With the addition of The Legacy of Romulus in Star Trek Online also meant the addition of space bunnies–and by this we mean the epohh. These little critters are a fuzzy, moth-bunny that for some reason the New Romulan Alliance finds so extremely adorable that they’re willing to part with high-end military equipment for people who domesticate them. As a result, STO players find themselves raising them and then turning them in for reputation with a space-faring industrial superpower. If you’re interested in the process of farming epohhs for Romulan Marks, read up on the beginning of the experience as written by author Kyt Dotson.
For all you Star Trek Online players who are frustrated with Q and the “Party Patrol” event needed to earn one of those shiny free Solanae science destroyer starships here’s a pair of tips to make you life easier.
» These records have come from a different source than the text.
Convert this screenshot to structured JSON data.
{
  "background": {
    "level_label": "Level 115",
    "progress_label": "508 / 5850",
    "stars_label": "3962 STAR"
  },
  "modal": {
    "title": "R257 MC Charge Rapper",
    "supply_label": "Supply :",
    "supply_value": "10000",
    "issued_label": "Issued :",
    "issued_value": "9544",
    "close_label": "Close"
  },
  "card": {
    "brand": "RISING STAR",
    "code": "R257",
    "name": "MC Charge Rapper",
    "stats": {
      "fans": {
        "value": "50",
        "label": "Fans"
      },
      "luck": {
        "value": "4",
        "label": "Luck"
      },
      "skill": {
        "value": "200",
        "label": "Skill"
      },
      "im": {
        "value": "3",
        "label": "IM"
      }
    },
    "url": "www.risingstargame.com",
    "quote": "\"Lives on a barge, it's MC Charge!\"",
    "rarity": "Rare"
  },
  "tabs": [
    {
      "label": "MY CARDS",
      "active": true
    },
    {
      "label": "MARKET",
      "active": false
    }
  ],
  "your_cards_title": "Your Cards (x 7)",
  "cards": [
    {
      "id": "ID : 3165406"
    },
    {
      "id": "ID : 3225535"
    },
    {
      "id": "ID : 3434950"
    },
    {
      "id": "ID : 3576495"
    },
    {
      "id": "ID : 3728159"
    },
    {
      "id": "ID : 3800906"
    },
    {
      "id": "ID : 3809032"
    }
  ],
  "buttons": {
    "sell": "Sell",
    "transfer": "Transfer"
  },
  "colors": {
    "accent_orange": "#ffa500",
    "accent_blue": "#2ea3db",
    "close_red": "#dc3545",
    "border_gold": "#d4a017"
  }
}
You’re welcome.
(1) When approaching a miniQ if you can target him with the mouse he’ll be a “runner” if not he’ll be a “shell game.”
(2) If you’re playing the shell game, once the boxes finish moving hit ‘B’ to go into FPS mode—the reticle will change color when you’re over the box with the miniQ in it.
Good luck getting those Qmendations!
Amerist (aka Kyt Dotson) from MMO Anthropology just interviewed two of the project leads from City of Titals–the spiritual successor to now-lost City of Heroes–and learned some interesting things about the progress and expectations of the game. Including things about player paths, the storyline and how it should progress, morality, and a few other tidbits. Watch the video above or read about the interview over at SiliconANGLE.
The MMO Anthropology livestream led the three hosts—Arienne Keith, Amerist, and our editor-in-chief Nelson Williams—into the strange world of Guild Wars 2 for the Queen’s Jubilee event (as well as some getting killed randomly.) The hosts went about the world to look at the event, get some running across the countryside, and even a balloon ride or two. On Saturday, Minecraft led the day with a special rules construction session involving a canyon. For more details, see the full After Action Report.
Curious about the newest MMORTS browser-based game from Kixeye that puts you in the metal-boots of a space pirate? Check out this review by Kyt Dotson of VEGA Conflict over at GameOgre. Like most browser-based games, VEGA Conflict is sprite-based, slow paced, and designed towards the hardcore casual crowd. It has a slow growing affect combined with space-combat with some micromanagement; but at the same time people are pushed inexorably towards an end game full of PvP—and, of course, even further space piracy.
The MMO Anthropology livestream went off with the crew hitting up NEStalgia on Friday and Minecraft on Saturday. Playing the odd 8-bit MMO that is reminiscent of Dragon Warrior and led to editor-in-chief Nelson Williams to make a lot of puns about “balls” due to the in-game nation being named Balzackia. Meanwhile, on Saturday, Minecraft led the intrepid fan base across a deep, and wide ocean to a new land to colonize—and colonize they did. For more details see the full After Action Report.
Consoles have not been the greatest place for MMOs, focusing more heavily on single player games with mutliplayer modes; but that tide seems to be turning. Although we’ve seen games such as Call of Duty and others pushing hard into realms allowing 64 to 128 people on one map, they’re almost always battlefield games. At E3 several MMO-like games have shown off how they can go both massively and singleplayer without messing up much of their gameplay. Read more about this in an article by Kyt Dotson at SiliconANGLE.